*Assignment*.
Set down every record below exactly as it stands, minus the pictures.

------------------------

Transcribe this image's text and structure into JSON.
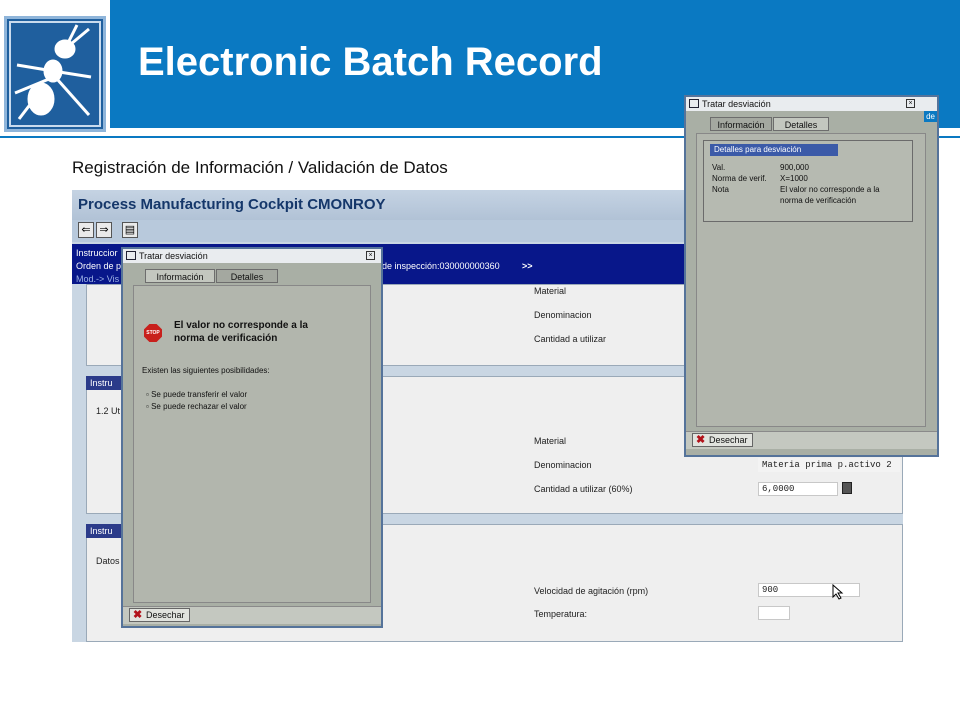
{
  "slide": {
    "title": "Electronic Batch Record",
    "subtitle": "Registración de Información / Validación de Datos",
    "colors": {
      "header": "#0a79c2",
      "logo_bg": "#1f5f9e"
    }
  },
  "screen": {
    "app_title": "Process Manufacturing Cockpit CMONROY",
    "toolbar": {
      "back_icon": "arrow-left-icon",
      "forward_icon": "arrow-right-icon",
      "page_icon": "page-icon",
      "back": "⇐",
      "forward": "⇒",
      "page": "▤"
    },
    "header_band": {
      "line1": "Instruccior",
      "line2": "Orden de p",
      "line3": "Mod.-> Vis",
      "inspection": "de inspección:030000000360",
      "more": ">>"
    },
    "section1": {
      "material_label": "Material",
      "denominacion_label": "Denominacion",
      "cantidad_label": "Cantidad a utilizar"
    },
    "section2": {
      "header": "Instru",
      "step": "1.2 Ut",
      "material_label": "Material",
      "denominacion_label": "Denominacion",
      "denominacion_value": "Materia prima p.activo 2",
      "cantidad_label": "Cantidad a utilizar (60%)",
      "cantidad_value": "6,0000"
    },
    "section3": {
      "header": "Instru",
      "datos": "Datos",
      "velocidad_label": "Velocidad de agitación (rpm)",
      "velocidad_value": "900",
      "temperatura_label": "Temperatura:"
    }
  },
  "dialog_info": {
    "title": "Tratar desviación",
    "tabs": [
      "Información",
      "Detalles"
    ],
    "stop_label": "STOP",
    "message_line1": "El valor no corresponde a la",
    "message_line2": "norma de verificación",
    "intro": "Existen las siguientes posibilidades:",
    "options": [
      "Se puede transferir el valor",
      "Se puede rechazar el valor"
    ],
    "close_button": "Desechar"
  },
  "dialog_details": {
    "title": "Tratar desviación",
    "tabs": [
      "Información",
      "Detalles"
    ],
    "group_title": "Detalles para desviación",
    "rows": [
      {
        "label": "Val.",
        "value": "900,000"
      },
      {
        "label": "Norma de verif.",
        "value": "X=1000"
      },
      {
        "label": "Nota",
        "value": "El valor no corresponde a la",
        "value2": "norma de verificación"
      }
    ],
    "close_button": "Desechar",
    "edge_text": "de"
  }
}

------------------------

*Exercise output*.
Transcribe this image's text and structure into JSON.
{
  "slide": {
    "title": "Electronic Batch Record",
    "subtitle": "Registración de Información / Validación de Datos",
    "colors": {
      "header": "#0a79c2",
      "logo_bg": "#1f5f9e"
    }
  },
  "screen": {
    "app_title": "Process Manufacturing Cockpit CMONROY",
    "toolbar": {
      "back_icon": "arrow-left-icon",
      "forward_icon": "arrow-right-icon",
      "page_icon": "page-icon",
      "back": "⇐",
      "forward": "⇒",
      "page": "▤"
    },
    "header_band": {
      "line1": "Instruccior",
      "line2": "Orden de p",
      "line3": "Mod.-> Vis",
      "inspection": "de inspección:030000000360",
      "more": ">>"
    },
    "section1": {
      "material_label": "Material",
      "denominacion_label": "Denominacion",
      "cantidad_label": "Cantidad a utilizar"
    },
    "section2": {
      "header": "Instru",
      "step": "1.2 Ut",
      "material_label": "Material",
      "denominacion_label": "Denominacion",
      "denominacion_value": "Materia prima p.activo 2",
      "cantidad_label": "Cantidad a utilizar (60%)",
      "cantidad_value": "6,0000"
    },
    "section3": {
      "header": "Instru",
      "datos": "Datos",
      "velocidad_label": "Velocidad de agitación (rpm)",
      "velocidad_value": "900",
      "temperatura_label": "Temperatura:"
    }
  },
  "dialog_info": {
    "title": "Tratar desviación",
    "tabs": [
      "Información",
      "Detalles"
    ],
    "stop_label": "STOP",
    "message_line1": "El valor no corresponde a la",
    "message_line2": "norma de verificación",
    "intro": "Existen las siguientes posibilidades:",
    "options": [
      "Se puede transferir el valor",
      "Se puede rechazar el valor"
    ],
    "close_button": "Desechar"
  },
  "dialog_details": {
    "title": "Tratar desviación",
    "tabs": [
      "Información",
      "Detalles"
    ],
    "group_title": "Detalles para desviación",
    "rows": [
      {
        "label": "Val.",
        "value": "900,000"
      },
      {
        "label": "Norma de verif.",
        "value": "X=1000"
      },
      {
        "label": "Nota",
        "value": "El valor no corresponde a la",
        "value2": "norma de verificación"
      }
    ],
    "close_button": "Desechar",
    "edge_text": "de"
  }
}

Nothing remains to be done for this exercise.